▶ **Required work**: Your response should contain every line from the data below that holds the string "likes".

Dataset excerpts:
----
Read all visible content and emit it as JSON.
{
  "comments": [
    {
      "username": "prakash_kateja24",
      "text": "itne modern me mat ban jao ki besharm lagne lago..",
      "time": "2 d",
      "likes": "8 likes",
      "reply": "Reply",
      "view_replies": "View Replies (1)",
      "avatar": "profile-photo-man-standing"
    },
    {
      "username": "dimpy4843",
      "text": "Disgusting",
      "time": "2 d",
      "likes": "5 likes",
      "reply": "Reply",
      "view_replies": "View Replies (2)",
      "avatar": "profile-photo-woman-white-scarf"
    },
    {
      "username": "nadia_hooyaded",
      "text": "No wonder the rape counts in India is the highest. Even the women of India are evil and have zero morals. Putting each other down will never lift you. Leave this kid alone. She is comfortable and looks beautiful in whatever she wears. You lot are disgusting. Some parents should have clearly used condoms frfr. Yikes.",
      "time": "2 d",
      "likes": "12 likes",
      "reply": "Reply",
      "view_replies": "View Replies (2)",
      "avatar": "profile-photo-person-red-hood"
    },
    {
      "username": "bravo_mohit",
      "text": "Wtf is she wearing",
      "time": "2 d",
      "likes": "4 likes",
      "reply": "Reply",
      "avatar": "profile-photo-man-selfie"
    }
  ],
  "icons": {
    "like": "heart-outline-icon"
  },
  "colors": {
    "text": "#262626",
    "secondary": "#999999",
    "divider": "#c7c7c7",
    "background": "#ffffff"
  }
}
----
▶ **Response to the exercise**:
      "likes": "8 likes",
      "likes": "5 likes",
      "likes": "12 likes",
      "likes": "4 likes",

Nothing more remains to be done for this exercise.